Input for this task section start

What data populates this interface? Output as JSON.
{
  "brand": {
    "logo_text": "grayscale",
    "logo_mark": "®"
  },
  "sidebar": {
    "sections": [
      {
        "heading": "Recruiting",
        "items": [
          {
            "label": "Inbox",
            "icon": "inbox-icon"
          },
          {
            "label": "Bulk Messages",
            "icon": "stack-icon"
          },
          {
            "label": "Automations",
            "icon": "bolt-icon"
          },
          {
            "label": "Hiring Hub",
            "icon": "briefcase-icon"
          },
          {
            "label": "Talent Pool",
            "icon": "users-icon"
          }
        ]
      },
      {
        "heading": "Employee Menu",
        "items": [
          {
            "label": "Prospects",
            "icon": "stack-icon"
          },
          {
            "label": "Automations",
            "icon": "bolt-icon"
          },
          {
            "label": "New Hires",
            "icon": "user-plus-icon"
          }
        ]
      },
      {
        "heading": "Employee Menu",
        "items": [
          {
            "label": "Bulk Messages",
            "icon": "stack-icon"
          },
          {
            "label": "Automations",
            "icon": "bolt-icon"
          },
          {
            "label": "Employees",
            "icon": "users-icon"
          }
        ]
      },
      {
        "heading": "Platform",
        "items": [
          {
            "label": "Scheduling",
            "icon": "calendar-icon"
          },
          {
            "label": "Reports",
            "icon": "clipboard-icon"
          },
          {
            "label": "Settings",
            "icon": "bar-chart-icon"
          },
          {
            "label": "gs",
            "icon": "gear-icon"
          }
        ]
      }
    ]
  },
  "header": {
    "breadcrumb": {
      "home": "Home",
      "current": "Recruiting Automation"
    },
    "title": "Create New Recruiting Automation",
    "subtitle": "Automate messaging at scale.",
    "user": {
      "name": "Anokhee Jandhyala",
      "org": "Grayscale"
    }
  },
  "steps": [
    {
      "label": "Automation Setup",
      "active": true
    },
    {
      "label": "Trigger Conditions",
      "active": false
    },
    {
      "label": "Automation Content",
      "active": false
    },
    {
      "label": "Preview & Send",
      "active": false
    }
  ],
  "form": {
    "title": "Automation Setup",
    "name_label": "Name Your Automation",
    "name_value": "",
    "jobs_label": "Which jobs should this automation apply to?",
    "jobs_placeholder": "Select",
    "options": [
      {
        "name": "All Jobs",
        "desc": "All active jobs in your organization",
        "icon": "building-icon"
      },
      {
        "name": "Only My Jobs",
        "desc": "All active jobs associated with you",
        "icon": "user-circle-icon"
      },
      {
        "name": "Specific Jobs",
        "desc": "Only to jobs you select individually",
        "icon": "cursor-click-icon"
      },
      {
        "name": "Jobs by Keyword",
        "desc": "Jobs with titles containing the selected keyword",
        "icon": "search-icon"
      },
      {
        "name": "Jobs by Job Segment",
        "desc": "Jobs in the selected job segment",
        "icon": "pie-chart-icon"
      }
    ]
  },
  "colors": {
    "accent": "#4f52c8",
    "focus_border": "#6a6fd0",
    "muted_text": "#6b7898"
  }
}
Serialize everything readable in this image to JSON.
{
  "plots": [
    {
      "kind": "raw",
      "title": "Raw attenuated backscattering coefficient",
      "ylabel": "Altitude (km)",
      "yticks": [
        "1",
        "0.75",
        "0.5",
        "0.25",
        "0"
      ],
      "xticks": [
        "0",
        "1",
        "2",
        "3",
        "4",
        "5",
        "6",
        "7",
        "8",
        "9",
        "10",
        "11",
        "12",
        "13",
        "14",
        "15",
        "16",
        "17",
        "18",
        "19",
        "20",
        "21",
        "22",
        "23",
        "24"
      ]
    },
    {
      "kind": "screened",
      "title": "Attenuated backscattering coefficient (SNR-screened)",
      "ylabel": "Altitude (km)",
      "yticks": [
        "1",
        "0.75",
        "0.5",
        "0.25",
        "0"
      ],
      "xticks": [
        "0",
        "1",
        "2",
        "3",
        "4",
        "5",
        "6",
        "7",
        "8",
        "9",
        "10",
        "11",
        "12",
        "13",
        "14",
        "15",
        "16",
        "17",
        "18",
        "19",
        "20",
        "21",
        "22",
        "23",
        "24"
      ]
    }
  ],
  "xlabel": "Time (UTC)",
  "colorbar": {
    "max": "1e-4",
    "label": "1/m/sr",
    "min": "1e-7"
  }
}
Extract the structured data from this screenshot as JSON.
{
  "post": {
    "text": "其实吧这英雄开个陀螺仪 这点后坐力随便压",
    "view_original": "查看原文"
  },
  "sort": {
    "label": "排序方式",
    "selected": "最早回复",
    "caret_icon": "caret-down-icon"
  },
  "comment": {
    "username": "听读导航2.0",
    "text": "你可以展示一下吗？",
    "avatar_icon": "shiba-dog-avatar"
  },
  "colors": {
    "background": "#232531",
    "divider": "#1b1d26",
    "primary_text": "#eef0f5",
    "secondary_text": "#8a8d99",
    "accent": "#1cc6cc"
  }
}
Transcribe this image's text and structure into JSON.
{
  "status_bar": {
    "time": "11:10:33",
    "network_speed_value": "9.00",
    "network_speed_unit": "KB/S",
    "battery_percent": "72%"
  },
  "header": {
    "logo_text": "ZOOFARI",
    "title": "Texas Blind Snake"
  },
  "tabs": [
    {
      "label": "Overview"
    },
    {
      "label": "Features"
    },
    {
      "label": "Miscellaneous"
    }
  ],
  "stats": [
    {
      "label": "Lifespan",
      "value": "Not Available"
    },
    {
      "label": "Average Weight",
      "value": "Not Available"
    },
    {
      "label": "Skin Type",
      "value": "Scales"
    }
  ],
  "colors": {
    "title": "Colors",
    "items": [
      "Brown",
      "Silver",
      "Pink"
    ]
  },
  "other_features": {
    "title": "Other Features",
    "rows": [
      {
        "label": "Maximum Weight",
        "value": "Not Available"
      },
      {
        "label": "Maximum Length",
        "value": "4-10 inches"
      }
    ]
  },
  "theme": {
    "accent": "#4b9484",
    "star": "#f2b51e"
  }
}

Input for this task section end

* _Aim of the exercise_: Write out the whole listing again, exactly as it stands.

* _Solution to this problem_:
What data populates this interface? Output as JSON.
{
  "brand": {
    "logo_text": "grayscale",
    "logo_mark": "®"
  },
  "sidebar": {
    "sections": [
      {
        "heading": "Recruiting",
        "items": [
          {
            "label": "Inbox",
            "icon": "inbox-icon"
          },
          {
            "label": "Bulk Messages",
            "icon": "stack-icon"
          },
          {
            "label": "Automations",
            "icon": "bolt-icon"
          },
          {
            "label": "Hiring Hub",
            "icon": "briefcase-icon"
          },
          {
            "label": "Talent Pool",
            "icon": "users-icon"
          }
        ]
      },
      {
        "heading": "Employee Menu",
        "items": [
          {
            "label": "Prospects",
            "icon": "stack-icon"
          },
          {
            "label": "Automations",
            "icon": "bolt-icon"
          },
          {
            "label": "New Hires",
            "icon": "user-plus-icon"
          }
        ]
      },
      {
        "heading": "Employee Menu",
        "items": [
          {
            "label": "Bulk Messages",
            "icon": "stack-icon"
          },
          {
            "label": "Automations",
            "icon": "bolt-icon"
          },
          {
            "label": "Employees",
            "icon": "users-icon"
          }
        ]
      },
      {
        "heading": "Platform",
        "items": [
          {
            "label": "Scheduling",
            "icon": "calendar-icon"
          },
          {
            "label": "Reports",
            "icon": "clipboard-icon"
          },
          {
            "label": "Settings",
            "icon": "bar-chart-icon"
          },
          {
            "label": "gs",
            "icon": "gear-icon"
          }
        ]
      }
    ]
  },
  "header": {
    "breadcrumb": {
      "home": "Home",
      "current": "Recruiting Automation"
    },
    "title": "Create New Recruiting Automation",
    "subtitle": "Automate messaging at scale.",
    "user": {
      "name": "Anokhee Jandhyala",
      "org": "Grayscale"
    }
  },
  "steps": [
    {
      "label": "Automation Setup",
      "active": true
    },
    {
      "label": "Trigger Conditions",
      "active": false
    },
    {
      "label": "Automation Content",
      "active": false
    },
    {
      "label": "Preview & Send",
      "active": false
    }
  ],
  "form": {
    "title": "Automation Setup",
    "name_label": "Name Your Automation",
    "name_value": "",
    "jobs_label": "Which jobs should this automation apply to?",
    "jobs_placeholder": "Select",
    "options": [
      {
        "name": "All Jobs",
        "desc": "All active jobs in your organization",
        "icon": "building-icon"
      },
      {
        "name": "Only My Jobs",
        "desc": "All active jobs associated with you",
        "icon": "user-circle-icon"
      },
      {
        "name": "Specific Jobs",
        "desc": "Only to jobs you select individually",
        "icon": "cursor-click-icon"
      },
      {
        "name": "Jobs by Keyword",
        "desc": "Jobs with titles containing the selected keyword",
        "icon": "search-icon"
      },
      {
        "name": "Jobs by Job Segment",
        "desc": "Jobs in the selected job segment",
        "icon": "pie-chart-icon"
      }
    ]
  },
  "colors": {
    "accent": "#4f52c8",
    "focus_border": "#6a6fd0",
    "muted_text": "#6b7898"
  }
}
Serialize everything readable in this image to JSON.
{
  "plots": [
    {
      "kind": "raw",
      "title": "Raw attenuated backscattering coefficient",
      "ylabel": "Altitude (km)",
      "yticks": [
        "1",
        "0.75",
        "0.5",
        "0.25",
        "0"
      ],
      "xticks": [
        "0",
        "1",
        "2",
        "3",
        "4",
        "5",
        "6",
        "7",
        "8",
        "9",
        "10",
        "11",
        "12",
        "13",
        "14",
        "15",
        "16",
        "17",
        "18",
        "19",
        "20",
        "21",
        "22",
        "23",
        "24"
      ]
    },
    {
      "kind": "screened",
      "title": "Attenuated backscattering coefficient (SNR-screened)",
      "ylabel": "Altitude (km)",
      "yticks": [
        "1",
        "0.75",
        "0.5",
        "0.25",
        "0"
      ],
      "xticks": [
        "0",
        "1",
        "2",
        "3",
        "4",
        "5",
        "6",
        "7",
        "8",
        "9",
        "10",
        "11",
        "12",
        "13",
        "14",
        "15",
        "16",
        "17",
        "18",
        "19",
        "20",
        "21",
        "22",
        "23",
        "24"
      ]
    }
  ],
  "xlabel": "Time (UTC)",
  "colorbar": {
    "max": "1e-4",
    "label": "1/m/sr",
    "min": "1e-7"
  }
}
Extract the structured data from this screenshot as JSON.
{
  "post": {
    "text": "其实吧这英雄开个陀螺仪 这点后坐力随便压",
    "view_original": "查看原文"
  },
  "sort": {
    "label": "排序方式",
    "selected": "最早回复",
    "caret_icon": "caret-down-icon"
  },
  "comment": {
    "username": "听读导航2.0",
    "text": "你可以展示一下吗？",
    "avatar_icon": "shiba-dog-avatar"
  },
  "colors": {
    "background": "#232531",
    "divider": "#1b1d26",
    "primary_text": "#eef0f5",
    "secondary_text": "#8a8d99",
    "accent": "#1cc6cc"
  }
}
Transcribe this image's text and structure into JSON.
{
  "status_bar": {
    "time": "11:10:33",
    "network_speed_value": "9.00",
    "network_speed_unit": "KB/S",
    "battery_percent": "72%"
  },
  "header": {
    "logo_text": "ZOOFARI",
    "title": "Texas Blind Snake"
  },
  "tabs": [
    {
      "label": "Overview"
    },
    {
      "label": "Features"
    },
    {
      "label": "Miscellaneous"
    }
  ],
  "stats": [
    {
      "label": "Lifespan",
      "value": "Not Available"
    },
    {
      "label": "Average Weight",
      "value": "Not Available"
    },
    {
      "label": "Skin Type",
      "value": "Scales"
    }
  ],
  "colors": {
    "title": "Colors",
    "items": [
      "Brown",
      "Silver",
      "Pink"
    ]
  },
  "other_features": {
    "title": "Other Features",
    "rows": [
      {
        "label": "Maximum Weight",
        "value": "Not Available"
      },
      {
        "label": "Maximum Length",
        "value": "4-10 inches"
      }
    ]
  },
  "theme": {
    "accent": "#4b9484",
    "star": "#f2b51e"
  }
}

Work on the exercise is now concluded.